“During one of the counterattacks, one platoon sergeant or squad leader panicked and said, ‘We have to evacuate, we have to fall back.’ My job then, and fortunately I was conscious, was to shout at him that if we give it up tonight, we’re going to have to retake it tomorrow.”

Creaghe caught shrapnel again when a mortar round struck a tree as he was being evacuated to a medical station.

His wounds required surgery on his leg and hip, and Creaghe lost sight in one eye. He was transferred to a hospital in Menlo Park, California, for rehabilitation.

Later in life, Creaghe said he felt lucky to have only lost an eye in the war, and that he was fortunate in ways many others were not.

Creaghe received an honorable discharge from service on Nov. 2, 1945. He returned to the University of Colorado for a teaching certificate. While there, he was presented the Distinguished Service Cross during a ceremony inside the Boulder Theater.

He accepted a teaching position in Alliance, Nebraska, but his interest was in higher-level academia.

Creaghe earned his master’s degree from the University of Maryland in 1962 and a doctorate in political science in 1965, and he spent nearly 30 years teaching at the college level in New England.

He also continued to ski throughout his life, and he kept in touch with 10th Mountain Division veterans during reunions, including the 85th Mountain Infantry Regiment’s 50th in 1994.

“I think most Soldiers – I’d be willing to bet – regard that the service in combat, in the military, is probably the high point of their lives,” Creaghe said. “I feel that way.
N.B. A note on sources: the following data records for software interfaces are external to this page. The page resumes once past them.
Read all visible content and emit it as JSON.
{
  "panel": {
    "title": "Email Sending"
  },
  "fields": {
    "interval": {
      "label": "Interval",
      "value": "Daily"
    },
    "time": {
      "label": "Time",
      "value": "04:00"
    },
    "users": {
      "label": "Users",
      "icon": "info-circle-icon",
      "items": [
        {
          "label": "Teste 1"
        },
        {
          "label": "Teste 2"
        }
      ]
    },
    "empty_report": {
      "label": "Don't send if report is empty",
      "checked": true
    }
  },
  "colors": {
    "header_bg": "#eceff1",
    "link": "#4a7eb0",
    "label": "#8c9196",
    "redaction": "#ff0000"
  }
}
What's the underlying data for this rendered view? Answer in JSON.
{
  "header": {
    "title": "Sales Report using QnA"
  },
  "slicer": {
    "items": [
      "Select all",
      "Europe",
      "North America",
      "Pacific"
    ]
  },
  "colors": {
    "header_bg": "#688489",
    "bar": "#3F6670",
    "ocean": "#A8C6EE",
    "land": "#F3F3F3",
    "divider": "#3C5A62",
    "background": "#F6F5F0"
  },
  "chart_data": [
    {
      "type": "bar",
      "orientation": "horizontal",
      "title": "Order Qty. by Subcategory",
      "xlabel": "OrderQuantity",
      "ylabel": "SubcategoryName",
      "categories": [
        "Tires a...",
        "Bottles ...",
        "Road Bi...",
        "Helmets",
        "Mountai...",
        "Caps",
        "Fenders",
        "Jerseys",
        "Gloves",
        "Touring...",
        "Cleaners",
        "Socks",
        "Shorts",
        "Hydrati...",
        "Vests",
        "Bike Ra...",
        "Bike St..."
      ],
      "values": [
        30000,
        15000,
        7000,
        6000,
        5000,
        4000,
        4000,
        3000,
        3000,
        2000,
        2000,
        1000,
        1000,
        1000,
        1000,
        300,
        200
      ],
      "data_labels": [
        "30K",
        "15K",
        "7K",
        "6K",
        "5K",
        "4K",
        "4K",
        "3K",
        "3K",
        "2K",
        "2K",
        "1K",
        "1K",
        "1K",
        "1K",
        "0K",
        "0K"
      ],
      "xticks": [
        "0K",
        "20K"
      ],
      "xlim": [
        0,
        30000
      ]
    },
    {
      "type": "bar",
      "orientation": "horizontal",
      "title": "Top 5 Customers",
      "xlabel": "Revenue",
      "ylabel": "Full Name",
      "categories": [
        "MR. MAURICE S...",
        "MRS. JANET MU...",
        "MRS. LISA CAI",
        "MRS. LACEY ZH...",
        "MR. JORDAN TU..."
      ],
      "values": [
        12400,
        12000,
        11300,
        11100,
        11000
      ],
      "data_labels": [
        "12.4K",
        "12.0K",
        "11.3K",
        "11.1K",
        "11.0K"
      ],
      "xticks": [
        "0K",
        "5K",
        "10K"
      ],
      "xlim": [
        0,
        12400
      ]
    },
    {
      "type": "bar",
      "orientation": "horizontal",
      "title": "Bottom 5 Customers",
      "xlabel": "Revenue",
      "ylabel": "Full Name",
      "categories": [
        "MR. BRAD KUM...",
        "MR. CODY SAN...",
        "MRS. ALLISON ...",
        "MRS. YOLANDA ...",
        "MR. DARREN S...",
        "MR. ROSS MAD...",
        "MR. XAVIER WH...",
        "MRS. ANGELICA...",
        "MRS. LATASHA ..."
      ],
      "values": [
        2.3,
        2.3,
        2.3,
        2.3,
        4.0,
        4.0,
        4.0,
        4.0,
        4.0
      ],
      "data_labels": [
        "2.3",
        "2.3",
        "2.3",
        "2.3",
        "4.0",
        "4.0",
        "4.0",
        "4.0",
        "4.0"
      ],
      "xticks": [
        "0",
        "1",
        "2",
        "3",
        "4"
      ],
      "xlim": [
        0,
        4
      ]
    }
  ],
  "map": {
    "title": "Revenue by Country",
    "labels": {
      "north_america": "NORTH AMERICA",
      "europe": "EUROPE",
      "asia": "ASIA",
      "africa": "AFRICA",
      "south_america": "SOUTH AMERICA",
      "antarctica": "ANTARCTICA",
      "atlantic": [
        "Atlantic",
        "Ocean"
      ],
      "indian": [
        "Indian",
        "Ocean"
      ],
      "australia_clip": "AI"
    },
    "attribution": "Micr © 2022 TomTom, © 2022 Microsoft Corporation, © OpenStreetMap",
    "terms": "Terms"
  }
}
There’s never been anything else in my life that compares to my service in the war, and particularly combat in Italy.”

After 63 years of marriage to his wife Norma, Creaghe died at the age of 90 on June 28, 2011. He was buried with military honors by the 4th Infantry Division (Mechanized), in Colorado Springs, Colorado.

On April 8, 2015, 10th Mountain Division (LI) and Fort Drum officials rededicated the Training Support Center in honor of Creaghe, with family members in attendance.

(Editor’s note: Source material for this article includes Fort Drum Mountaineer coverage of the facility dedication, www.dvidshub.net/image/1871377/10th-mountain-division-names-training-facility-highly-decorated-world-war-ii-veteran, and an oral history, www.youtube.com/watch?v=mTACPaeHsxY.)